When the next administration begins to make difficult choices about its national defense priorities, force structure will be a key concern -- and a critical piece of that debate will involve the balance between soldiers, civilians and contractors, said Nelson Ford, under secretary of the Army, at a discussion at the Brookings Institution yesterday.
"Any serious or purposeful discussion of size must include the role of contractors, without them much of the Army's mission would be simply impossible," said Ford.
While he described contractors as indispensable to current military operations, he asked, "Are they more or less expensive than Army civilians or soldiers? What are the associated costs with having contractors on the battlefield?"
Ford said 60 National Guard security companies are on the ground in Iraq, mostly doing force protection for light trucks -- contractor trucks. "That's a cost of having a contractor on the ground."
The Army currently has 230,000 civilians, 130,000 permanent contractors and180,000 temporary contractors -- though Ford called the number for temporary contractors an educated guess, saying, "We really don't know how many contractors we have."
During his first week at the Pentagon, back in 2002, Ford was in a meeting where officials discussed the appropriate role of contractors on the battlefield. "I've got to say that that conversation has not gone forward very effectively. We still don't understand that."

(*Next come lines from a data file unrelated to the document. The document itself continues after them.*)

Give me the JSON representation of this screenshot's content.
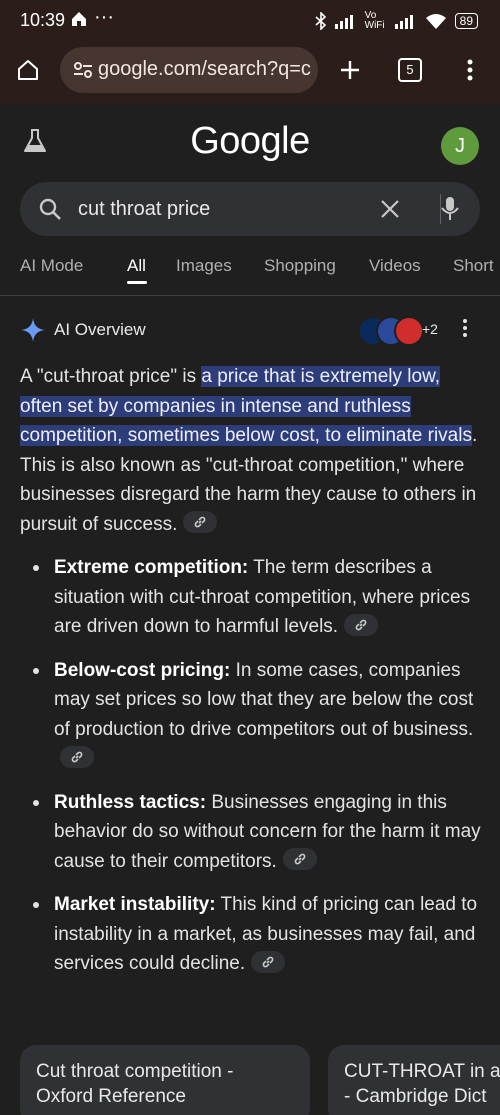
{
  "status": {
    "time": "10:39",
    "wifi_label": "Vo WiFi",
    "battery": "89"
  },
  "browser": {
    "url": "google.com/search?q=c",
    "tab_count": "5"
  },
  "google": {
    "logo": "Google",
    "avatar_letter": "J"
  },
  "search": {
    "query": "cut throat price"
  },
  "tabs": [
    "AI Mode",
    "All",
    "Images",
    "Shopping",
    "Videos",
    "Short"
  ],
  "active_tab": "All",
  "ai_overview": {
    "title": "AI Overview",
    "sources_more": "+2",
    "intro_pre": "A \"cut-throat price\" is ",
    "intro_highlight": "a price that is extremely low, often set by companies in intense and ruthless competition, sometimes below cost, to eliminate rivals",
    "intro_post": ". This is also known as \"cut-throat competition,\" where businesses disregard the harm they cause to others in pursuit of success.",
    "bullets": [
      {
        "term": "Extreme competition:",
        "text": " The term describes a situation with cut-throat competition, where prices are driven down to harmful levels."
      },
      {
        "term": "Below-cost pricing:",
        "text": " In some cases, companies may set prices so low that they are below the cost of production to drive competitors out of business."
      },
      {
        "term": "Ruthless tactics:",
        "text": " Businesses engaging in this behavior do so without concern for the harm it may cause to their competitors."
      },
      {
        "term": "Market instability:",
        "text": " This kind of pricing can lead to instability in a market, as businesses may fail, and services could decline."
      }
    ]
  },
  "cards": [
    {
      "line1": "Cut throat competition -",
      "line2": "Oxford Reference"
    },
    {
      "line1": "CUT-THROAT in a",
      "line2": "- Cambridge Dict"
    }
  ],
  "colors": {
    "accent_highlight": "#2d3d7a",
    "avatar": "#5f9b3c",
    "browser_bar": "#2b1d19"
  }
}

While these issues won't be resolved on his watch, Ford said they will be central to the next administration's decisions about how large the Army should be and what it should be tasked to do.
-- Kate Brannen